This recipe is the best way to use up that yellow summer squash! Squash casserole is a great way to use up fresh squash from your garden. Easy to make with a creamy, cheesy filling and a crispy, buttery topping!
Squash Casserole Recipe
Is there anything better than fresh garden produce? I have been loving all of the fresh veggies this year and have been making fresh zucchini bread and my favorite salsa recipe like crazy. However, this squash casserole might be my favorite garden-borne recipe yet!
This casserole has a deliciously creamy, cheesy base and a golden cracker top crust. It’s crunchy and creamy and the best way to get your veggies! And you know that a recipe is absolutely delicious when my kids even love it! That’s a win in my book.
Ingredients in Squash Casserole
This recipe is perfect for using up all of your delicious garden vegetables. And once you season them with garlic and cheese, you won’t even know that you are eating a vegetable. Check out the recipe card at the bottom of the post for exact measurements.
- Yellow Squash: I love getting this fresh out of my garden!
- Sour Cream: This adds a creamy texture to the casserole.
- Eggs: I always use large eggs when I am cooking.
- Cheddar and Parmesan Cheese: The cheese is a MUST in this recipe!
- Onion Powder: I love the flavor of onion powder with the squash.
- Garlic Powder: The garlic powder goes perfectly with the onion powder.
- Salt and Pepper: Add these in to taste.
- Ritz Crackers: These make the absolute best topping! It’s crunchy and delicious!
- Butter: I used unsalted butter in this recipe.
How to Make Squash Casserole

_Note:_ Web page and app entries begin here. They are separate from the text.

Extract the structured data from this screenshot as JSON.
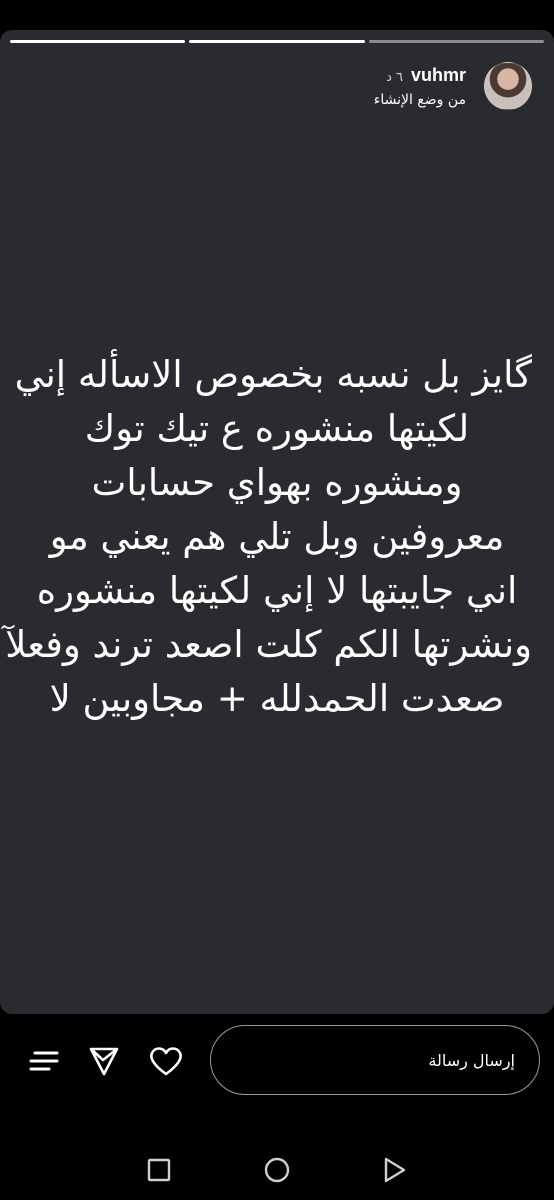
{
  "story": {
    "segments": [
      {
        "progress": 1.0
      },
      {
        "progress": 1.0
      },
      {
        "progress": 0.0
      }
    ],
    "user": {
      "username": "vuhmr",
      "time_ago": "٦ د",
      "subtitle": "من وضع الإنشاء"
    },
    "text_lines": [
      "گايز بل نسبه بخصوص الاسأله إني",
      "لكيتها منشوره ع تيك توك",
      "ومنشوره بهواي حسابات",
      "معروفين وبل تلي هم يعني مو",
      "اني جايبتها لا إني لكيتها منشوره",
      "ونشرتها الكم كلت اصعد ترند وفعلآ",
      "صعدت الحمدلله + مجاوبين لا"
    ],
    "text_color": "#ffffff",
    "background_color": "#2a2b2f"
  },
  "reply": {
    "placeholder": "إرسال رسالة"
  },
  "icons": {
    "like": "heart-icon",
    "share": "send-icon",
    "more": "menu-icon"
  },
  "system_nav": {
    "recents": "square-icon",
    "home": "circle-icon",
    "back": "triangle-back-icon"
  }
}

- Preheat: Preheat the oven to 350F.
- Cut: Slice the squash to be ¼ inch thick and pat dry with a paper towel.
- Combine: In a large bowl, stir together sour cream, eggs, cheeses, onion powder, garlic powder, and salt and pepper until well combined.
- Mix in Squash: Add squash and mix well.
- Pour into Baking Dish: Evenly pour ingredients into an 11×7” baking dish and prepare your topping.
- Crush: In a medium-sized bowl, combine crushed Ritz crackers and melted butter. Stir until well-combined.
- Sprinkle: Sprinkle cracker crumbs evenly over the squash mixture in the casserole dish.
- Bake: Transfer to 350 degrees Fahrenheit oven and then bake for 25-30 minutes.
- Serve: Serve warm. Enjoy!
What kind of squash should I use for Squash Casserole?
You will want to use yellow squash for this recipe. I don’t recommend using butternut or acorn squash.
Do I need to peel the squash before I use it?
There is no need to peel your squash before making this casserole! Make sure to wash your squash well, and you will want to chop off the stem, but you do not need to peel the skin. It will soften as it cooks in your skillet and then even more as the squash casserole bakes.
Can I use zucchini instead of squash?
While zucchini and yellow squash aren’t always completely interchangeable, you can actually substitute zucchini for squash in this recipe. Your squash (well, zucchini) casserole will still be delicious. It will just be a different color!
Preheat oven to 350F.
Slice the squash to be ¼ inch thick and pat dry with a paper towel.
In a large bowl, stir together sour cream, eggs, cheeses, onion powder, garlic powder, and salt and pepper until well-combined.
Add squash and mix well.
Evenly pour ingredients into an 11×7” baking dish and prepare your topping.
In a medium-sized bowl, combine crushed Ritz crackers and melted butter. Stir until well-combined.
Sprinkle cracker crumbs evenly over squash mixture in casserole dish.
Transfer to 350F oven and bake 25-30 minutes.
Serve warm. Enjoy!
Updated on August 18, 2022
Calories256kcal (13%)Carbohydrates9g (3%)Protein11g (22%)Fat21g (32%)Saturated Fat11g (55%)Polyunsaturated Fat1gMonounsaturated Fat5gTrans Fat0.2gCholesterol101mg (34%)Sodium328mg (14%)Potassium523mg (15%)Fiber2g (8%)Sugar5g (6%)Vitamin A986IU (20%)Vitamin C29mg (35%)Calcium263mg (26%)Iron1mg (6%)
All nutritional information is based on third party calculations and is only an estimate. Each recipe and nutritional value will vary depending on the brands you use, measuring methods and portion sizes per household.